Gear Review: ALPS Mountaineering Lynx AL 2-Person, 3-Season Tent
LAST UPDATED 3/15/2017
Tennessee Car Camping: We stayed at one pull-in grass campsites and one hike-in gravel campsite. The tent was rained on for 50% of the first night and we stayed nice and dry. For the rest of the trip we had warm nights in the mid 60's and clear skies. We experienced some condensation on the inside of the tent our first night because we hadn't yet discovered the vents in the top of the rain fly, once we opened the vents, we no longer had condensation.
Grayson Highlands, Virginia: We used the tent one night on a pull-in gravel campsite and then went backpacking with it (what it is marketed for). While backpacking, the tent survived a severe mountaintop thunderstorm (like, lightening literally cracking over our heads for at least 30 minutes with high winds) and then it rained on us the entire night. We stayed dry and warm for the first thunderstorm and then for the entire night afterwards (almost 10 straight hours of rain on the tent).
Roan Highlands, Tennessee: We used this tent while backpacking through the Roan Highlands. We didn't experience any inclement weather but the tent really is a bit heavy and can really only be used if you're backpacking with another person who can counter the weight with some of your gear. I think this trip made me decide I really need a new lightweight tent for backpacking, but in the same breath I really love this cheap little tent and I'll always keep it for short easy trips or for car camping.
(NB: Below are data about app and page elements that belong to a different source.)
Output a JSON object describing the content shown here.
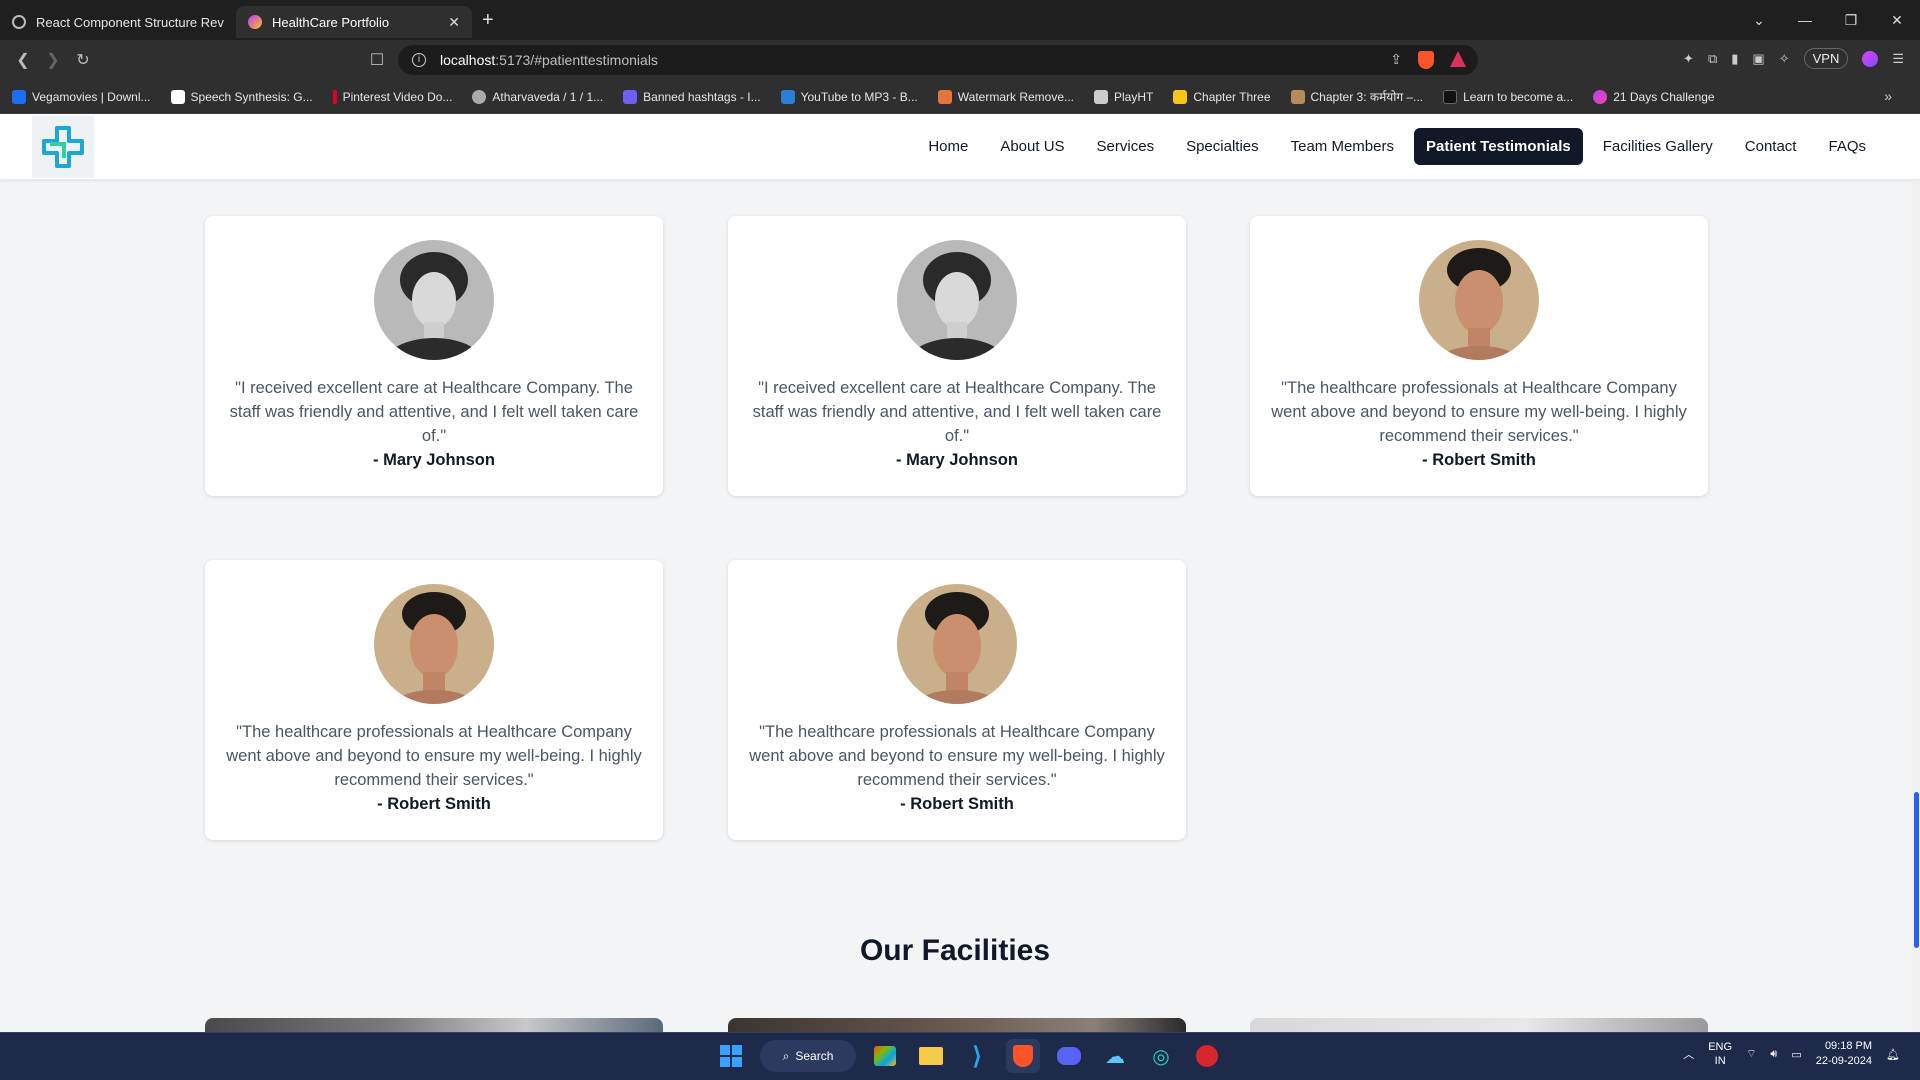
{
  "browser": {
    "tabs": [
      {
        "label": "React Component Structure Review",
        "active": false
      },
      {
        "label": "HealthCare Portfolio",
        "active": true
      }
    ],
    "url_host": "localhost",
    "url_path": ":5173/#patienttestimonials",
    "vpn_label": "VPN",
    "bookmarks": [
      "Vegamovies | Downl...",
      "Speech Synthesis: G...",
      "Pinterest Video Do...",
      "Atharvaveda / 1 / 1...",
      "Banned hashtags - I...",
      "YouTube to MP3 - B...",
      "Watermark Remove...",
      "PlayHT",
      "Chapter Three",
      "Chapter 3: कर्मयोग –...",
      "Learn to become a...",
      "21 Days Challenge"
    ]
  },
  "nav": {
    "items": [
      "Home",
      "About US",
      "Services",
      "Specialties",
      "Team Members",
      "Patient Testimonials",
      "Facilities Gallery",
      "Contact",
      "FAQs"
    ],
    "active": "Patient Testimonials"
  },
  "testimonials": [
    {
      "quote": "\"I received excellent care at Healthcare Company. The staff was friendly and attentive, and I felt well taken care of.\"",
      "author": "- Mary Johnson",
      "avatar": "young man with curly hair, grayscale"
    },
    {
      "quote": "\"I received excellent care at Healthcare Company. The staff was friendly and attentive, and I felt well taken care of.\"",
      "author": "- Mary Johnson",
      "avatar": "young man with curly hair, grayscale"
    },
    {
      "quote": "\"The healthcare professionals at Healthcare Company went above and beyond to ensure my well-being. I highly recommend their services.\"",
      "author": "- Robert Smith",
      "avatar": "young man with dark hair, beige background"
    },
    {
      "quote": "\"The healthcare professionals at Healthcare Company went above and beyond to ensure my well-being. I highly recommend their services.\"",
      "author": "- Robert Smith",
      "avatar": "young man with dark hair, beige background"
    },
    {
      "quote": "\"The healthcare professionals at Healthcare Company went above and beyond to ensure my well-being. I highly recommend their services.\"",
      "author": "- Robert Smith",
      "avatar": "young man with dark hair, beige background"
    }
  ],
  "facilities": {
    "title": "Our Facilities"
  },
  "taskbar": {
    "search_label": "Search",
    "lang_1": "ENG",
    "lang_2": "IN",
    "time": "09:18 PM",
    "date": "22-09-2024"
  },
  "colors": {
    "accent": "#111827",
    "scroll": "#2563eb"
  }
}
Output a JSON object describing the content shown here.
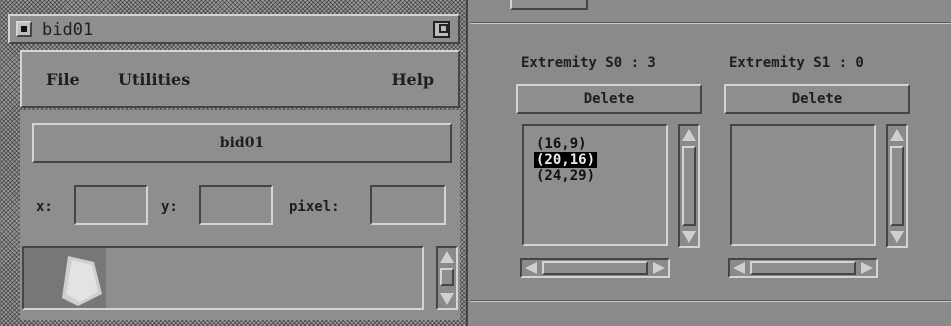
{
  "window": {
    "title": "bid01",
    "menu": {
      "file": "File",
      "utilities": "Utilities",
      "help": "Help"
    },
    "image_name_button": "bid01",
    "coords": {
      "x_label": "x:",
      "y_label": "y:",
      "pixel_label": "pixel:",
      "x_value": "",
      "y_value": "",
      "pixel_value": ""
    }
  },
  "extremities": {
    "s0": {
      "header": "Extremity S0 : 3",
      "delete_label": "Delete",
      "points": [
        "(16,9)",
        "(20,16)",
        "(24,29)"
      ],
      "selected_index": 1
    },
    "s1": {
      "header": "Extremity S1 : 0",
      "delete_label": "Delete",
      "points": []
    }
  },
  "colors": {
    "face": "#8e8e8e",
    "bevel_light": "#d4d4d4",
    "bevel_dark": "#454545",
    "selection_bg": "#000000",
    "selection_fg": "#eeeeee"
  },
  "icons": [
    "window-menu-icon",
    "maximize-icon",
    "scroll-up-arrow-icon",
    "scroll-down-arrow-icon",
    "scroll-left-arrow-icon",
    "scroll-right-arrow-icon"
  ]
}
What I love:
- The simple two pole design makes it a breeze to put up and take down. It takes us no more than 4 minutes when we work together.
- The rain fly has two windows so you can see whats going on outside the tent.
- There are two vestibule areas created from the rain fly outside each door which is great for storing gear, wet shoes, etc.
- There are two doors so you don't have to wake your hiking buddy/partner when you need to get up at night.
- The tent keeps you dry, like, for real. Even in torrential downpours and extreme mountain top thunderstorms. Please note we also purchased the footprint and have used that every time with the tent.
- The tent itself has a ton of mesh in the walls so you can enjoy your surroundings when the rain fly is off.
- The rain fly has two vents in the top for continuous ventilation so even when it's completely zipped up there's a way for the body heat to escape.
- 37 square feet inside the tent is the perfect amount of space for Michael and I and ALL our gear which is so great (Michael is 6'1 and I am 5'1).
- There is a gear loft in the top of the tent where you can throw headlamps and other items so they're always within arms reach. There's also a loop to hang a lantern (we use this one). Additionally there are gear pockets on either side of the tent where I usually put whatever book I'm reading/maps/etc.
- It won't break the bank. You can find this tent online for less than $100 during a good sale. I got mine from Backcountry.com
What I don't love:
- It's a little heavy for a backpacking tent. When I say a little heavy it's about 6lbs. However, since Michael and I share the tent, we do a good job distributing weight equally between the two of us for short trips so it's not like I take this then also have to deal with the stove, mess gear, food, etc.
Overall: I recommend this tent for shorter, easier backpacking trips. Since it is heavier than other tents the weight can become taxing, especially when it's wet! I would recommend this tent for car camping or for a hike-in campsite. It's so easy to throw in the car and bring along and if you don't need to live in a house tent while camping and like something a little more cozy (like us!) then this will be perfect for you. I've definitely loved it for car camping and the weight hasn't bothered me on our backpacking trips until it was soaking wet. I do not recommend this tent if you are looking for something ultralight. Overall- yes I recommend this tent just understand exactly what you're getting before you buy it!